- Specializing in ocean-based solutions to climate change, resembling off-shore wind farms
- Delivering the vital financing countries need to fulfill their climate goals
What Is Happening With Climate Change 2023?
Climate change is definitely not improving in 2023. In truth, January 2023 was the seventh-warmest January recorded in 174 years. Also, there’s a 99% likelihood that 2023 might be among the many top 10 warmest years on record. Those should not promising signs for our fight against climate change.
These rising temperatures also resulted in record-low sea ice. Based on data, the ocean ice extent was lower than the previous record low in 2017 by 210,000 square miles.
What Are the Top 3 Countries Contributing to Climate Change?
You possibly can view countries and their contribution to climate change in two ways: overall GHG emissions and GHG emissions per capita. In overall emissions, the top three contributors to climate change are:
- China at 12.7 billion metric tons of carbon dioxide equivalent (MtCO2e)
- America at 6 billion MtCO2e
- India at 3.4 billion MtCO2e
Nevertheless, considering these are also the three most populated countries on the earth, that tends to skew the emissions numbers. Per capita — meaning per person — the three biggest GHG emitters on the earth are much different. They’re:
- Qatar at 35.59 metric tonnes
- Bahrain at 26.66 metric tonnes
- Kuwait at 24.97 metric tonnes
The U.S. is available in at number 12 on the per-capita list.
On the flip side of that coin, the Faroe Islands has the bottom overall GHG emissions at 0 MtCO2e, followed by Anguilla at 200,000 MtCO2e, and eventually, the Falkland Islands at 300,000 MtCO2e.
What Countries Are Ahead of the Net-Zero Schedule?
The Paris Agreement requires countries that joined the pact to realize net-zero GHG emissions status by 2050. While evidence shows many countries are behind schedule, some are well ahead of the emission reduction goal date. In truth, three countries are already carbon negative, meaning they remove more carbon from the atmosphere than they produce, and that’s South Asia’s Bhutan, Suriname in South America and Panama.
Five other countries are officially net-zero emitters: Comoros, Gabon, Guyana, Madagascar, and Niue. A lot of these countries, you’ll notice, are small, have limited industrialization, and are covered in thick forests that act as carbon sinks to assist reduce their footprint.

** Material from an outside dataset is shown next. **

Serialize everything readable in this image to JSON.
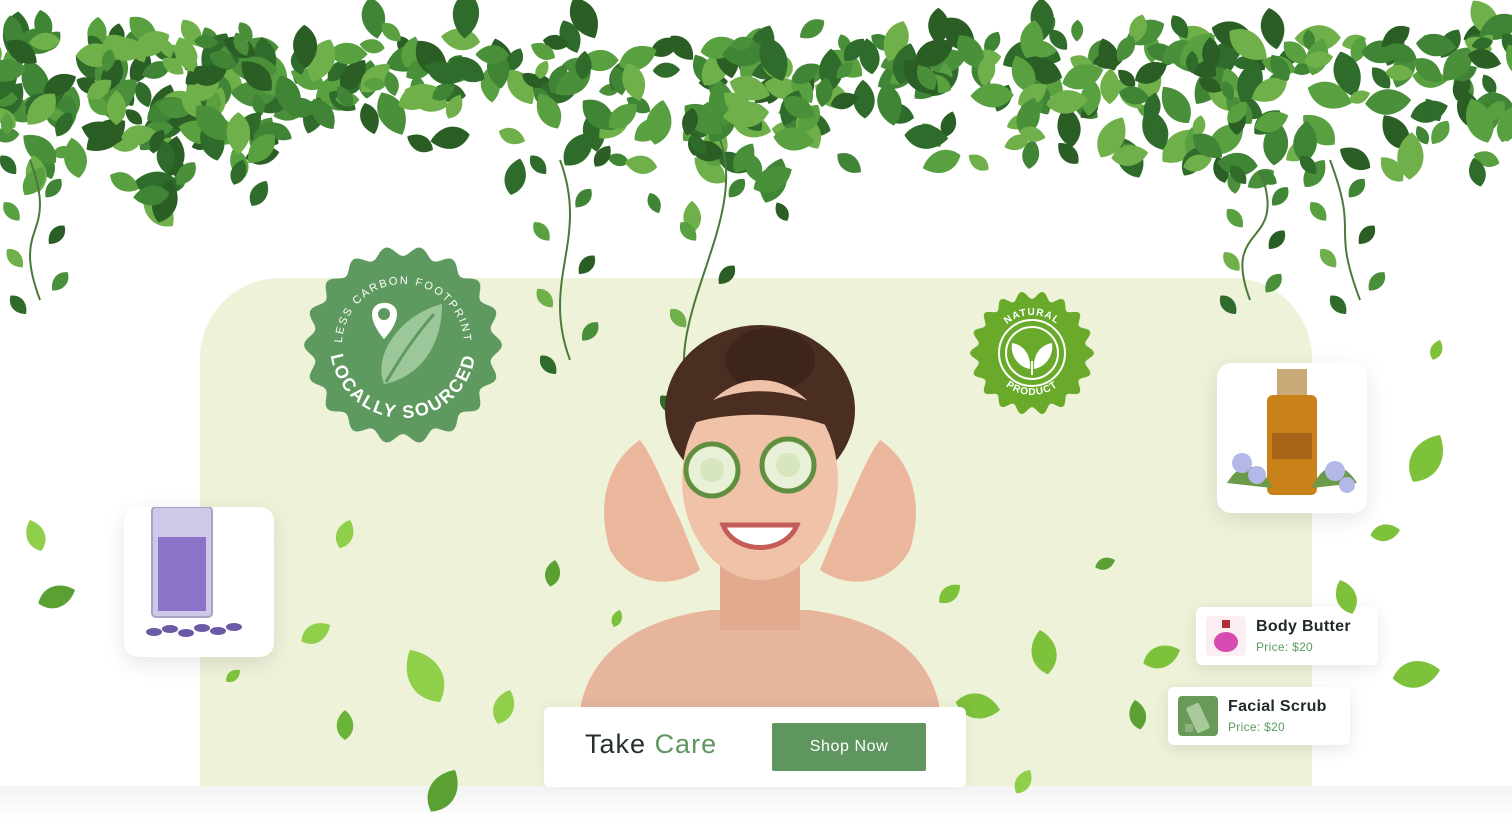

Six countries worldwide have net-zero goal dates prior to the 2050 deadline, including Uruguay in 2030, Finland in 2035, Austria and Iceland in 2040, and Germany and Sweden in 2045.
You Can Do Your Part to Achieve Net Zero With Terrapass

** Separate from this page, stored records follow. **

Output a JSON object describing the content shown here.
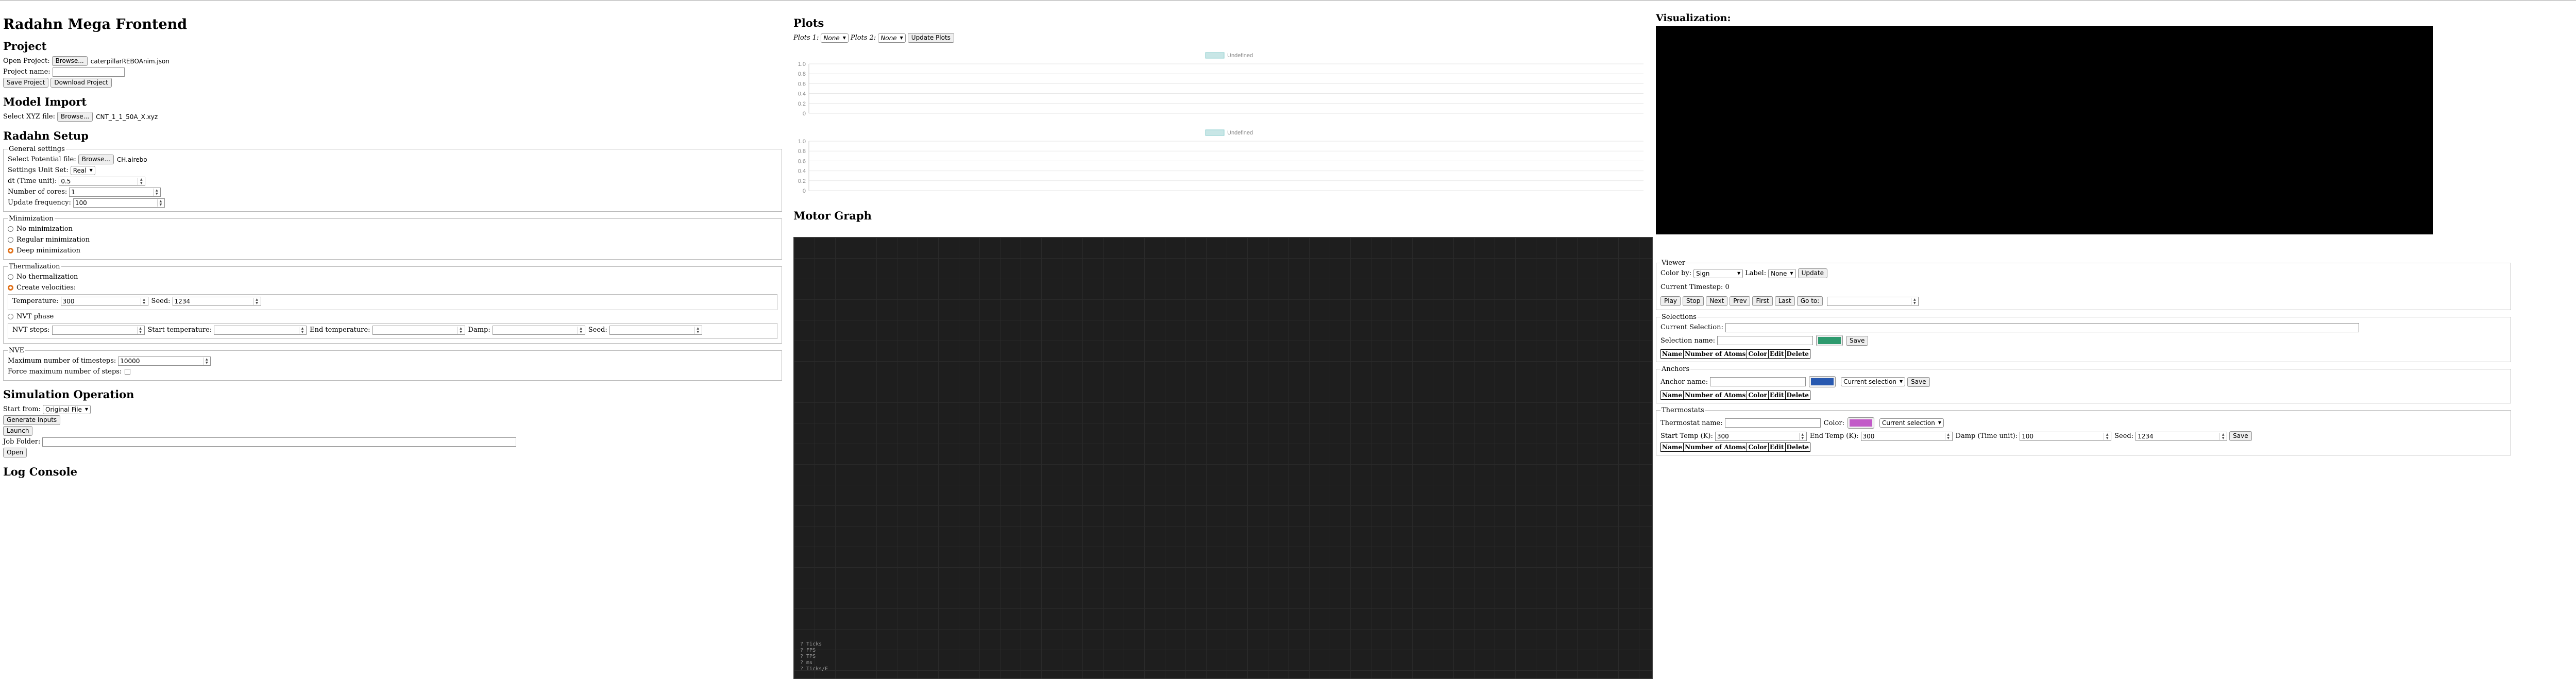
{
  "page_title": "Radahn Mega Frontend",
  "project": {
    "heading": "Project",
    "open_label": "Open Project:",
    "browse": "Browse...",
    "open_file": "caterpillarREBOAnim.json",
    "name_label": "Project name:",
    "name_value": "",
    "save_button": "Save Project",
    "download_button": "Download Project"
  },
  "model_import": {
    "heading": "Model Import",
    "xyz_label": "Select XYZ file:",
    "browse": "Browse...",
    "xyz_file": "CNT_1_1_50A_X.xyz"
  },
  "setup": {
    "heading": "Radahn Setup",
    "general": {
      "legend": "General settings",
      "potential_label": "Select Potential file:",
      "browse": "Browse...",
      "potential_file": "CH.airebo",
      "unit_label": "Settings Unit Set:",
      "unit_value": "Real",
      "dt_label": "dt (Time unit):",
      "dt_value": "0.5",
      "cores_label": "Number of cores:",
      "cores_value": "1",
      "freq_label": "Update frequency:",
      "freq_value": "100"
    },
    "minimization": {
      "legend": "Minimization",
      "options": [
        "No minimization",
        "Regular minimization",
        "Deep minimization"
      ],
      "selected_index": 2
    },
    "thermalization": {
      "legend": "Thermalization",
      "options": [
        "No thermalization",
        "Create velocities:"
      ],
      "selected_index": 1,
      "temp_label": "Temperature:",
      "temp_value": "300",
      "seed_label": "Seed:",
      "seed_value": "1234",
      "nvt_label": "NVT phase",
      "nvt_steps_label": "NVT steps:",
      "start_temp_label": "Start temperature:",
      "end_temp_label": "End temperature:",
      "damp_label": "Damp:",
      "nvt_seed_label": "Seed:"
    },
    "nve": {
      "legend": "NVE",
      "max_steps_label": "Maximum number of timesteps:",
      "max_steps_value": "10000",
      "force_label": "Force maximum number of steps:"
    }
  },
  "simulation": {
    "heading": "Simulation Operation",
    "start_from_label": "Start from:",
    "start_from_value": "Original File",
    "generate_button": "Generate Inputs",
    "launch_button": "Launch",
    "job_folder_label": "Job Folder:",
    "job_folder_value": "",
    "open_button": "Open"
  },
  "log": {
    "heading": "Log Console"
  },
  "plots": {
    "heading": "Plots",
    "plot1_label": "Plots 1:",
    "plot1_value": "None",
    "plot2_label": "Plots 2:",
    "plot2_value": "None",
    "update_button": "Update Plots"
  },
  "chart_data": [
    {
      "type": "line",
      "legend": [
        "Undefined"
      ],
      "yticks": [
        "1.0",
        "0.8",
        "0.6",
        "0.4",
        "0.2",
        "0"
      ],
      "ylim": [
        0,
        1
      ],
      "series": [],
      "grid": true,
      "legend_placement": "top-center",
      "legend_color": "#c8e6e6"
    },
    {
      "type": "line",
      "legend": [
        "Undefined"
      ],
      "yticks": [
        "1.0",
        "0.8",
        "0.6",
        "0.4",
        "0.2",
        "0"
      ],
      "ylim": [
        0,
        1
      ],
      "series": [],
      "grid": true,
      "legend_placement": "top-center",
      "legend_color": "#c8e6e6"
    }
  ],
  "motor_graph": {
    "heading": "Motor Graph",
    "stats": [
      "? Ticks",
      "? FPS",
      "? TPS",
      "? ms",
      "? Ticks/E"
    ]
  },
  "visualization": {
    "heading": "Visualization:",
    "viewer": {
      "legend": "Viewer",
      "color_by_label": "Color by:",
      "color_by_value": "Sign",
      "label_label": "Label:",
      "label_value": "None",
      "update_button": "Update",
      "timestep_label": "Current Timestep: 0",
      "controls": [
        "Play",
        "Stop",
        "Next",
        "Prev",
        "First",
        "Last",
        "Go to:"
      ]
    },
    "selections": {
      "legend": "Selections",
      "current_label": "Current Selection:",
      "name_label": "Selection name:",
      "color": "#2e9a6e",
      "save_button": "Save",
      "columns": [
        "Name",
        "Number of Atoms",
        "Color",
        "Edit",
        "Delete"
      ]
    },
    "anchors": {
      "legend": "Anchors",
      "name_label": "Anchor name:",
      "color": "#2859b0",
      "selection_value": "Current selection",
      "save_button": "Save",
      "columns": [
        "Name",
        "Number of Atoms",
        "Color",
        "Edit",
        "Delete"
      ]
    },
    "thermostats": {
      "legend": "Thermostats",
      "name_label": "Thermostat name:",
      "color_label": "Color:",
      "color": "#c25ac8",
      "selection_value": "Current selection",
      "start_label": "Start Temp (K):",
      "start_value": "300",
      "end_label": "End Temp (K):",
      "end_value": "300",
      "damp_label": "Damp (Time unit):",
      "damp_value": "100",
      "seed_label": "Seed:",
      "seed_value": "1234",
      "save_button": "Save",
      "columns": [
        "Name",
        "Number of Atoms",
        "Color",
        "Edit",
        "Delete"
      ]
    }
  }
}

While nations worldwide push ahead and do what they’ll to succeed in their national goals as net-zero GHG emissions producers by 2050, you may also help move the needle a bit yourself. You possibly can do that by installing solar panels, limiting your driving, taking alternative transportation like a bicycle, and even buying a green vehicle like an electrical automobile or plug-in hybrid. But there’s only a lot you’ll be able to do to trim your carbon footprint, so how do you officially get to net zero.

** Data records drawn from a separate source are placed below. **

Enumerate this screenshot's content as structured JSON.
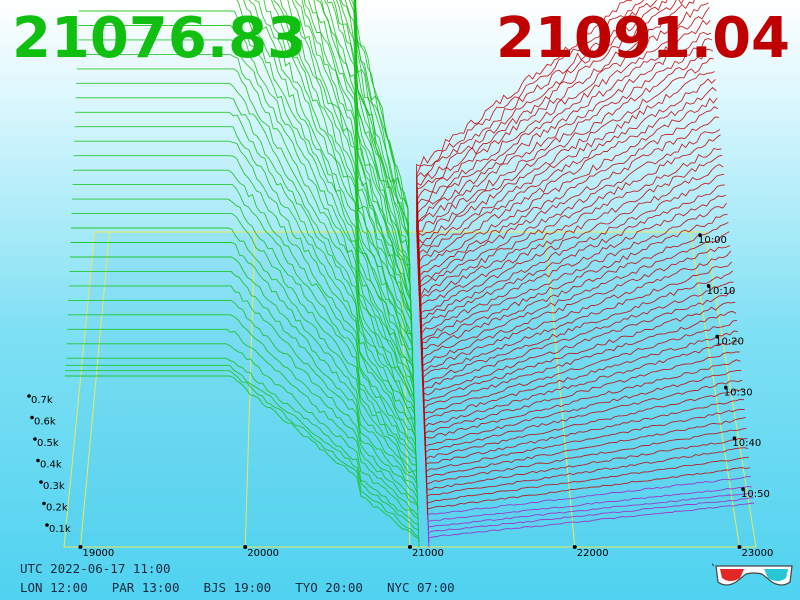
{
  "header": {
    "bid_price": "21076.83",
    "ask_price": "21091.04",
    "bid_color": "#10bf10",
    "ask_color": "#c00000"
  },
  "footer": {
    "utc": "UTC 2022-06-17 11:00",
    "timezones": [
      "LON 12:00",
      "PAR 13:00",
      "BJS 19:00",
      "TYO 20:00",
      "NYC 07:00"
    ]
  },
  "icons": {
    "stereo": "3d-glasses-icon"
  },
  "chart_data": {
    "type": "line",
    "description_kind": "order-book depth (3D)",
    "price_axis": {
      "ticks": [
        19000,
        20000,
        21000,
        22000,
        23000
      ],
      "range": [
        18900,
        23100
      ]
    },
    "volume_axis": {
      "ticks": [
        "0.1k",
        "0.2k",
        "0.3k",
        "0.4k",
        "0.5k",
        "0.6k",
        "0.7k"
      ],
      "values": [
        100,
        200,
        300,
        400,
        500,
        600,
        700
      ]
    },
    "time_axis": {
      "ticks": [
        "10:00",
        "10:10",
        "10:20",
        "10:30",
        "10:40",
        "10:50"
      ]
    },
    "bid_side": {
      "color": "#10bf10",
      "price_range": [
        18900,
        21050
      ]
    },
    "ask_side": {
      "color": "#c00000",
      "price_range": [
        21050,
        23100
      ]
    },
    "spread_mid": 21084,
    "grid": true
  }
}
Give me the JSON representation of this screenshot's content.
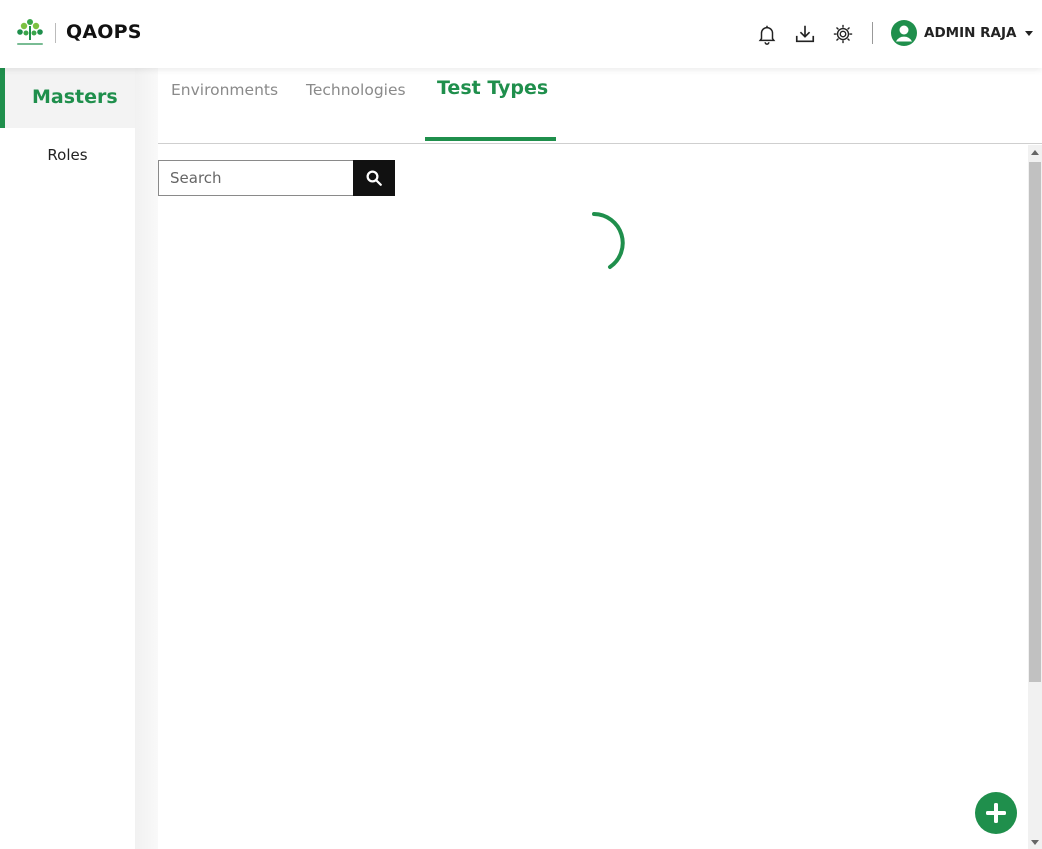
{
  "header": {
    "app_title": "QAOPS",
    "logo_icon": "walkingtree-logo-icon",
    "icons": [
      "bell-icon",
      "download-icon",
      "settings-gear-icon"
    ],
    "user": {
      "name": "ADMIN RAJA",
      "avatar_icon": "user-circle-icon"
    }
  },
  "sidebar": {
    "items": [
      {
        "label": "Masters",
        "active": true
      },
      {
        "label": "Roles",
        "active": false
      }
    ]
  },
  "tabs": [
    {
      "label": "Environments",
      "active": false
    },
    {
      "label": "Technologies",
      "active": false
    },
    {
      "label": "Test Types",
      "active": true
    }
  ],
  "search": {
    "placeholder": "Search",
    "value": "",
    "button_icon": "search-icon"
  },
  "status": {
    "loading": true,
    "spinner_icon": "loading-spinner-icon"
  },
  "fab": {
    "icon": "plus-icon"
  },
  "colors": {
    "accent": "#1f8f4c",
    "text": "#222222",
    "muted": "#8a8a8a"
  }
}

Terrapass may also help get you over that hump with its carbon offsets. By purchasing one among our carbon offsets, which help fund various green initiatives, you’re offsetting a portion of the remaining carbon emissions you create in your day by day life. Whether you’re offsetting a cross-country flight or a wedding, Terrapass has an option for you.
Unsure what number of carbon offsets it’s essential to purchase to make up for any remaining carbon footprint you’ll have? Our carbon footprint estimator can assist you to sort this out. Do your part to offset your carbon emissions with one among Terrapass’s offeset options.
Dropped at you by terrapass.com